Once in school, students will be prepared to “fulfill leadership roles in these communities” and will receive “curricular experiences designed to help them succeed as general dentists and as small business operators in the often economically challenging environment of rural counties.” According to the ECU School of Dental Medicine (SoDM) website, the school will “emphasize the diagnostic role of the general dentist” since specialists are harder to come by in rural areas. Rural dentists, therefore, should be better able to diagnose patients they might otherwise refer to specialists in a more convenient setting. Finally, ECU SoDM students will go through a “capstone learning experience” involving “extended immersion in a dental clinic located in a rural community away from the ECU campus.”

This is all very well and good and may eventually have some impact. ECU’s Brody School of Medicine, for instance, tries something similar (i.e. targeting rural areas) and has a 28 percent “success” rate of getting doctors to practice in rural areas. That is a higher percentage (but still smaller total number) than UNC-Chapel Hill’s medical school. The impact, however, as at Brody, will be limited by the huge incentives against working in remote areas. Given that dentists typically serve constituencies of several thousand people, it is difficult to imagine a dentist moving to Trenton (population ~200) when he or she could stay in New Bern and serve the people from both New Bern and Trenton. Besides, a new dental school won’t fix the problems with Medicaid reimbursement that prevent some dentists from treating the remote poor.

Moreover, the idea that North Carolina needs more dentists in general has not been sufficiently established. The aforementioned House Bill 1293, which initiated funding for the new school and was incorporated into the 2007 budget, lists our state’s overall dentist per capita rank—47th—as a reason for the new school, but that isn’t the same as demonstrating a genuine shortage. The Joint Plan for Dentistry, which helped justify creating the new dental school, notes that “Only 9 out of 100 NC counties meet or exceed the national average of dentists per capita,” another somewhat misleading benchmark that doesn’t demonstrate a dentist shortage, either.

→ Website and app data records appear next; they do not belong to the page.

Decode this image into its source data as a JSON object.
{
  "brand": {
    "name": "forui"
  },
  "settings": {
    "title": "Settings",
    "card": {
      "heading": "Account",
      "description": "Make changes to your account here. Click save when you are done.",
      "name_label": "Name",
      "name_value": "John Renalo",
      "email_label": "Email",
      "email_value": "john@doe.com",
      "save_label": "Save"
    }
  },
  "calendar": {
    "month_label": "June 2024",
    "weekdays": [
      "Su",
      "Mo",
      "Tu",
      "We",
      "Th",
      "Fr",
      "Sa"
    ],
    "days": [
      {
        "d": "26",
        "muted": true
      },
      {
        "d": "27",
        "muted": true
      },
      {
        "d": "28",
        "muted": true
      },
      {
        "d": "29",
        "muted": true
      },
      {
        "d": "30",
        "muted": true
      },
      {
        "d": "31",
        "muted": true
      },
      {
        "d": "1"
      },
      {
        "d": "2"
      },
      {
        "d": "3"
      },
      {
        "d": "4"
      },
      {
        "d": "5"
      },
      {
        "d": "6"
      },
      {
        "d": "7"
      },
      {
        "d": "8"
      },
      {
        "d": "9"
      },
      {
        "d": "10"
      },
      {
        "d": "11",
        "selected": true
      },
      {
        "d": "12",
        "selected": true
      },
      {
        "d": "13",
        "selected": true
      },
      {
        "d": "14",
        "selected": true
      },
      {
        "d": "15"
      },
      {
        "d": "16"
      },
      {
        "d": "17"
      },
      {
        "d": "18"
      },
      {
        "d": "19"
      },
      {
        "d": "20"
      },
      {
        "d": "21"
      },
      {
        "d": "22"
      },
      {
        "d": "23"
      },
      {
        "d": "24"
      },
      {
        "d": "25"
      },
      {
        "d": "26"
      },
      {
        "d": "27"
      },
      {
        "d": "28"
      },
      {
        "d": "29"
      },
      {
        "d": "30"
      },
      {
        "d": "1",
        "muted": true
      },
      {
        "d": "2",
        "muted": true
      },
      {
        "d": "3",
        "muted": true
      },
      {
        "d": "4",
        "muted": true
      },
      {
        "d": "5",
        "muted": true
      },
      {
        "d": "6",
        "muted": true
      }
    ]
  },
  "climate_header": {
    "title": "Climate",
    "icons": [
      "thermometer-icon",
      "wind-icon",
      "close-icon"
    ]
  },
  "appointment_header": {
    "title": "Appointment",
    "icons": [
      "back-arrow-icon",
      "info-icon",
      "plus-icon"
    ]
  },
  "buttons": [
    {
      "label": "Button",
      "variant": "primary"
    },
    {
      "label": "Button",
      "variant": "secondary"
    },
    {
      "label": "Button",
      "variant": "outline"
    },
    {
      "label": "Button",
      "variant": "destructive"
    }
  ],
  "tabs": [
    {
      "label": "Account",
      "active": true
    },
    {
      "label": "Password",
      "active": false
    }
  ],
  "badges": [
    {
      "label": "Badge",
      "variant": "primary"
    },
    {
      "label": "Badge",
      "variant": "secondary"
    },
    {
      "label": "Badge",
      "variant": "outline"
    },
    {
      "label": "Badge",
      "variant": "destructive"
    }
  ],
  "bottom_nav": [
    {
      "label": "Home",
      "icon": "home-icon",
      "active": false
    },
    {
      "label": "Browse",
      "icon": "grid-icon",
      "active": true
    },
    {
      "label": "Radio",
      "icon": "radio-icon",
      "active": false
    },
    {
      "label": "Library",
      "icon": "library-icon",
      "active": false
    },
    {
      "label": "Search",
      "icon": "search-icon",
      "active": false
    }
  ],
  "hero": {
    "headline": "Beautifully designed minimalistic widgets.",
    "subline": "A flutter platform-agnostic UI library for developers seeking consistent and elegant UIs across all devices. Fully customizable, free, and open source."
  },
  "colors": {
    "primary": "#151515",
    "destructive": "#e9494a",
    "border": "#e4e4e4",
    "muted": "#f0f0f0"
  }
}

Finally, even if it is conceded that North Carolina needs more dentists, a new dental school is not the best way of going about increasing the supply. According to the American Dental Association, it would be more economically efficient to simply increase the enrollment at the dental school we already have. In a 2005 report, the ADA calculated that economic efficiency of dental schools tends to increase up to a total enrollment of about 1300 students. By comparison, ECU’s new dental school is expected to enroll 50 students per class (200 students total when at capacity) and UNC-Chapel Hill’s dental school is planning to increase enrollment to 100 students per class (400 in school at once). If the ADA is correct, then we are wasting a substantial amount of money by building a new low-capacity school when it would be prudent to simply increase the capacity of the existing one.

Alas, it appears too late to stop the dental school from being built. As you can see from the live streaming 24-hour video feed of the construction site, there’s already a big hole in the ground and a number of large colorful machines moving about on site. What’s more, tens of millions of dollars worth of loans (in the form of COPs, bonds that aren’t voted on by the public) have been taken out, and it’s hard to get that kind of toothpaste back in the tube.

But what the legislature, the UNC system, and any other governmental entity can do is to consider more carefully next time the rationale of such massive spending programs. No dentist shortage (or “maldistribution,” whatever that means) has been demonstrated, but we’re trying to solve the apparent shortage in a very inefficient way, anyway. This doesn’t need to happen a second time.

Groucho Marx famously said, “Politics is the art of looking for trouble, finding it everywhere, diagnosing it incorrectly and applying the wrong remedies.” Is there a greater example of this than the idea of “underserved areas” and ECU’s new dental school?